Alvin Myers

Alvin Myers is a coffee lover and writer. He is the author of the blog He writes about all things coffee-related. Alvin is also a journalist; his work has been featured in several online and print publications.
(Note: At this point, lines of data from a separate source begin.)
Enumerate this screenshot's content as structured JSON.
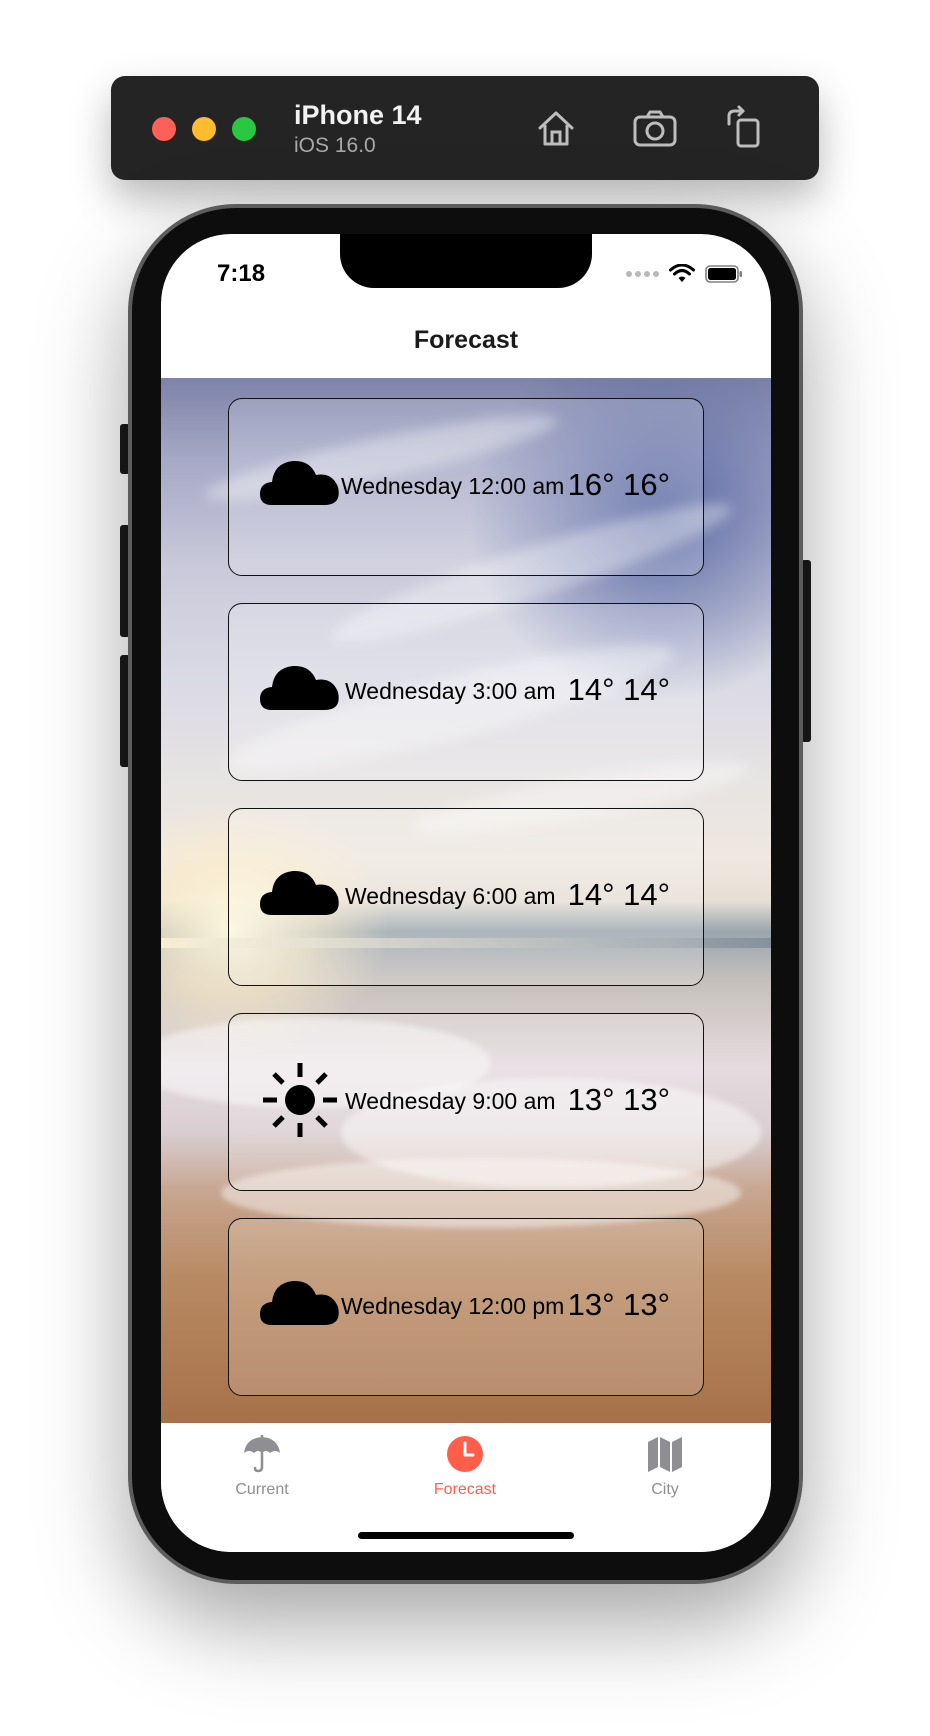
{
  "simulator": {
    "device_name": "iPhone 14",
    "os_version": "iOS 16.0",
    "buttons": [
      "home-icon",
      "screenshot-icon",
      "rotate-icon"
    ]
  },
  "status_bar": {
    "time": "7:18"
  },
  "nav": {
    "title": "Forecast"
  },
  "forecast": [
    {
      "icon": "cloud-icon",
      "label": "Wednesday 12:00 am",
      "temps": "16° 16°"
    },
    {
      "icon": "cloud-icon",
      "label": "Wednesday 3:00 am",
      "temps": "14° 14°"
    },
    {
      "icon": "cloud-icon",
      "label": "Wednesday 6:00 am",
      "temps": "14° 14°"
    },
    {
      "icon": "sun-icon",
      "label": "Wednesday 9:00 am",
      "temps": "13° 13°"
    },
    {
      "icon": "cloud-icon",
      "label": "Wednesday 12:00 pm",
      "temps": "13° 13°"
    }
  ],
  "tabs": [
    {
      "icon": "umbrella-icon",
      "label": "Current",
      "selected": false
    },
    {
      "icon": "clock-icon",
      "label": "Forecast",
      "selected": true
    },
    {
      "icon": "map-icon",
      "label": "City",
      "selected": false
    }
  ],
  "colors": {
    "accent": "#ff5f4a",
    "tab_inactive": "#8e8e93",
    "sim_bar": "#242424"
  }
}
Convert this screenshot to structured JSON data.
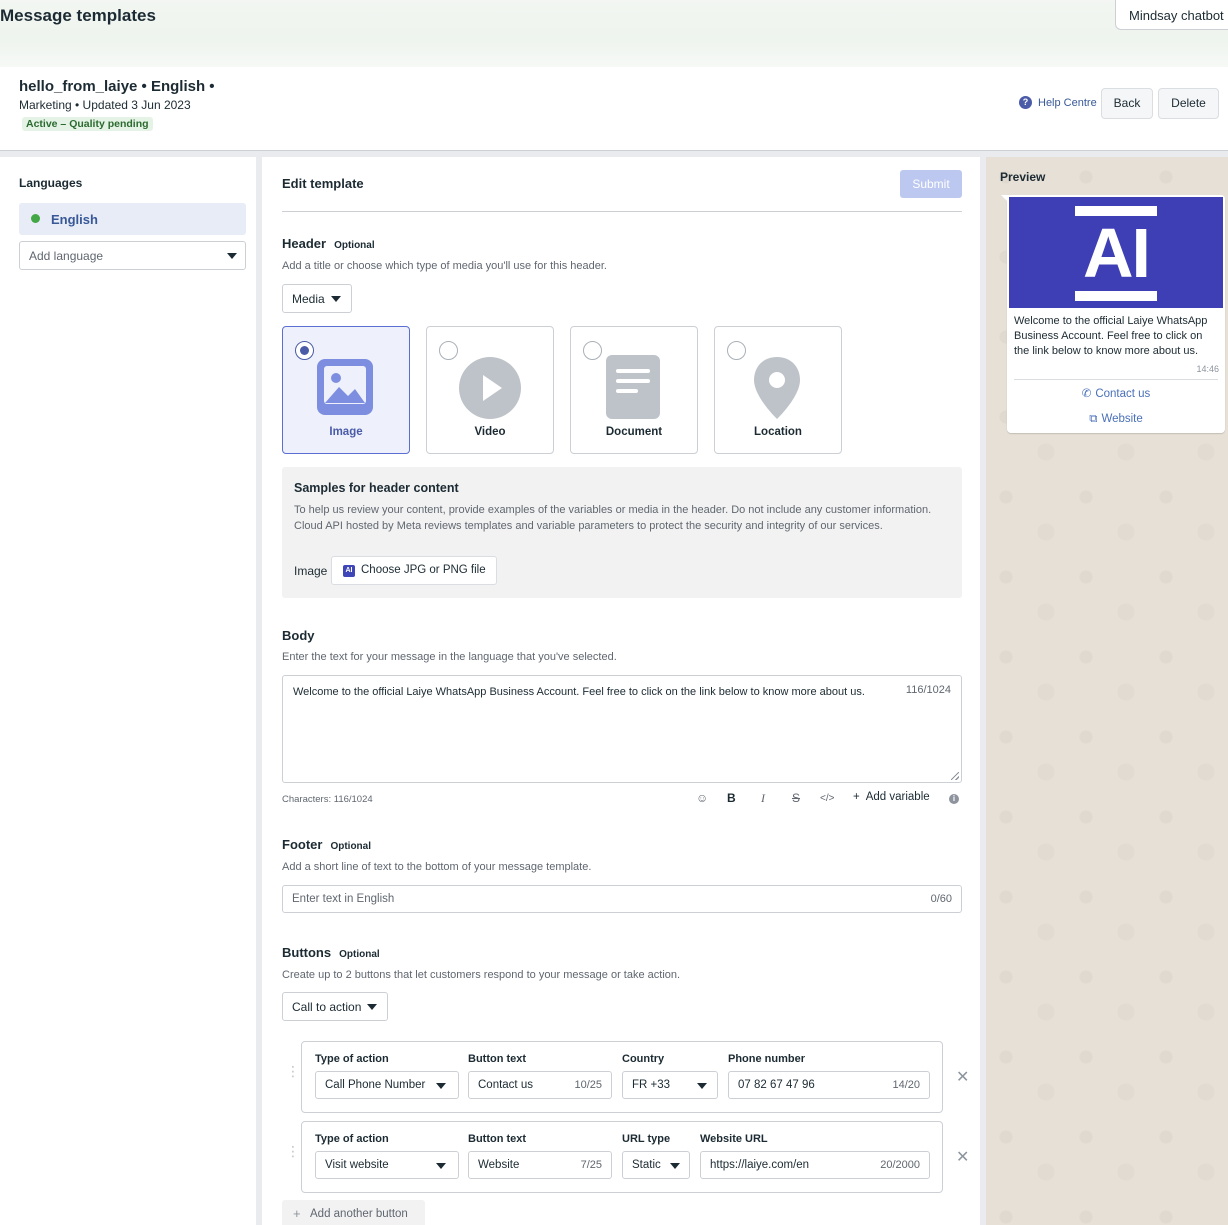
{
  "top": {
    "title": "Message templates",
    "account": "Mindsay chatbot"
  },
  "template": {
    "name": "hello_from_laiye • English •",
    "meta": "Marketing • Updated 3 Jun 2023",
    "status": "Active – Quality pending",
    "help": "Help Centre",
    "back": "Back",
    "delete": "Delete"
  },
  "languages": {
    "title": "Languages",
    "selected": "English",
    "add_placeholder": "Add language"
  },
  "editor": {
    "title": "Edit template",
    "submit": "Submit",
    "header": {
      "title": "Header",
      "optional": "Optional",
      "desc": "Add a title or choose which type of media you'll use for this header.",
      "type": "Media",
      "media_options": [
        "Image",
        "Video",
        "Document",
        "Location"
      ],
      "selected": "Image"
    },
    "samples": {
      "title": "Samples for header content",
      "desc": "To help us review your content, provide examples of the variables or media in the header. Do not include any customer information. Cloud API hosted by Meta reviews templates and variable parameters to protect the security and integrity of our services.",
      "image_label": "Image",
      "file_button": "Choose JPG or PNG file"
    },
    "body": {
      "title": "Body",
      "desc": "Enter the text for your message in the language that you've selected.",
      "text": "Welcome to the official Laiye WhatsApp Business Account. Feel free to click on the link below to know more about us.",
      "count": "116/1024",
      "characters": "Characters: 116/1024",
      "add_variable": "Add variable"
    },
    "footer": {
      "title": "Footer",
      "optional": "Optional",
      "desc": "Add a short line of text to the bottom of your message template.",
      "placeholder": "Enter text in English",
      "count": "0/60"
    },
    "buttons": {
      "title": "Buttons",
      "optional": "Optional",
      "desc": "Create up to 2 buttons that let customers respond to your message or take action.",
      "type": "Call to action",
      "call": {
        "type_label": "Type of action",
        "type_value": "Call Phone Number",
        "text_label": "Button text",
        "text_value": "Contact us",
        "text_count": "10/25",
        "country_label": "Country",
        "country_value": "FR +33",
        "phone_label": "Phone number",
        "phone_value": "07 82 67 47 96",
        "phone_count": "14/20"
      },
      "web": {
        "type_label": "Type of action",
        "type_value": "Visit website",
        "text_label": "Button text",
        "text_value": "Website",
        "text_count": "7/25",
        "url_type_label": "URL type",
        "url_type_value": "Static",
        "url_label": "Website URL",
        "url_value": "https://laiye.com/en",
        "url_count": "20/2000"
      },
      "add_another": "Add another button"
    }
  },
  "preview": {
    "title": "Preview",
    "image_text": "AI",
    "message": "Welcome to the official Laiye WhatsApp Business Account. Feel free to click on the link below to know more about us.",
    "time": "14:46",
    "call_button": "Contact us",
    "web_button": "Website"
  },
  "colors": {
    "accent": "#4a5ba8",
    "status_green": "#42a744",
    "preview_image": "#3f3fb5"
  }
}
Alvin enjoys spending time with his family and friends when he's not writing or drinking coffee.